I’ve heard a lot of variations of this sentiment, like, good software doesn’t need directions and manuals are bandaids for bad software. I don’t know where this bone-headed trope came from, but the idea that good user interfaces don’t require documentation is just not rational.
Even if we take at face value the idea that prominent devices and software, like the iPhone and Facebook, represent the pinnacle in interaction design—although many find that is not the case—it’s incredibly rare for such products to be shipped without some method of instructing users. For example, iPhone 4 ships with the cleverly-titled Finger Tips [PDF] getting started guide to show new iPhone owners how to turn the device on and off and how to make phone calls. Likewise, Facebook offers a vast help site to answer questions ranging from How do I log in to my Facebook account? to How do I create Facebook Ads?. If such great accomplishments in user interaction are still shipping help and manuals, are they wasting time, effort, and money on a signature of bad design?

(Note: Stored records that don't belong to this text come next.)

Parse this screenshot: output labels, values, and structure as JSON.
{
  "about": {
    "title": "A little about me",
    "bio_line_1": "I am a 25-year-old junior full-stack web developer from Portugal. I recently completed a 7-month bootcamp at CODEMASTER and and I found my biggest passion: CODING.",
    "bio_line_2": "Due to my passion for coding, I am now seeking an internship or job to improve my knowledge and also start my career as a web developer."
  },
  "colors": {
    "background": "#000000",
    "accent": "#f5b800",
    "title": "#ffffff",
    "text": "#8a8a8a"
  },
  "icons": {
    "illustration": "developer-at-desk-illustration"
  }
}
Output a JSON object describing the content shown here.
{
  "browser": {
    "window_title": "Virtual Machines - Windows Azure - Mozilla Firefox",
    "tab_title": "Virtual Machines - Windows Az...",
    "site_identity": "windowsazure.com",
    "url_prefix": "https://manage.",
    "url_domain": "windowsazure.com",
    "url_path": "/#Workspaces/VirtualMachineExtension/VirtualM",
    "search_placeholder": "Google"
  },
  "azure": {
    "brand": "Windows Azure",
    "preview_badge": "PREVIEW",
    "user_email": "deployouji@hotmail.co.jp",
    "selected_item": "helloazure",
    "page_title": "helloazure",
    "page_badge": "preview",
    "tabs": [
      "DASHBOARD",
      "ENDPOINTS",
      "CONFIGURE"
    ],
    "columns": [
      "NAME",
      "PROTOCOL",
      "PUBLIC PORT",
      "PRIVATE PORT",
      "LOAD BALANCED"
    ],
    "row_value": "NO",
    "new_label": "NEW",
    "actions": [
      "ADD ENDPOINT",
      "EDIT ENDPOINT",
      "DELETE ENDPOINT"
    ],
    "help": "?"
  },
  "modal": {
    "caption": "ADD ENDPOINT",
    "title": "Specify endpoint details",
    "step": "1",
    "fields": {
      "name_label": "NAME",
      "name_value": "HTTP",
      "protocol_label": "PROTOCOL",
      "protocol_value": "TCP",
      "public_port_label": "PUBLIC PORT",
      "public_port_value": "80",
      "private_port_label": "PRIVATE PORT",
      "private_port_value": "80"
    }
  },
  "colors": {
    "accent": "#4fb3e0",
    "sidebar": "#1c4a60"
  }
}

In reality, all but the most simple tools require instruction in their use. And I’m not even entirely sure about that; even the earliest tools, like pointy sticks and clubs, push the limits of instruction-less use. Carefully-designed tools often stump otherwise technology-competent people.
For example, the first time I used an Apple iPad, I could not immediately turn the device on. My initial guess about how to turn on the device based on my experience with another Apple iDevice—a classic iPod—failed: in contrast to the iPod, the button on the face of iPad does not wake the device. Likewise, my second attempt to wake the device failed too: the apparent black button on the right edge is actually a volume toggle. The actual power button is on the top edge of the device and, like all of the buttons on the iPad, is unmarked. Without some well-timed pointing on the part of the device’s owner, I would have given up without getting even that far. Other features of the iPad, like pinch-to-zoom gestures, are even harder to deliberately discover (if you even knew they existed).
I’m not saying a help file, printed manual, or video tutorial is the only way to impart usage information. For instance, some video games do an excellent job doing interactive training of which the player is nearly unaware (Half-Life 2: Episode One’s in-game commentary mode has a brilliant explanation of how this training can be put together). And certainly, if all other things are equal, better interfaces will require less instruction. But I remain totally unconvinced that good user interfaces can be made without some kind of instruction. Even the 2.5-year-old iPad user relies on the implicit instruction of seeing and using the similar iPhone.
Instead, I offer this alternative to idea that good software doesn’t need documentation: if you haven’t considered how you’re going to teach the use of your software, you have already failed to create a usable tool.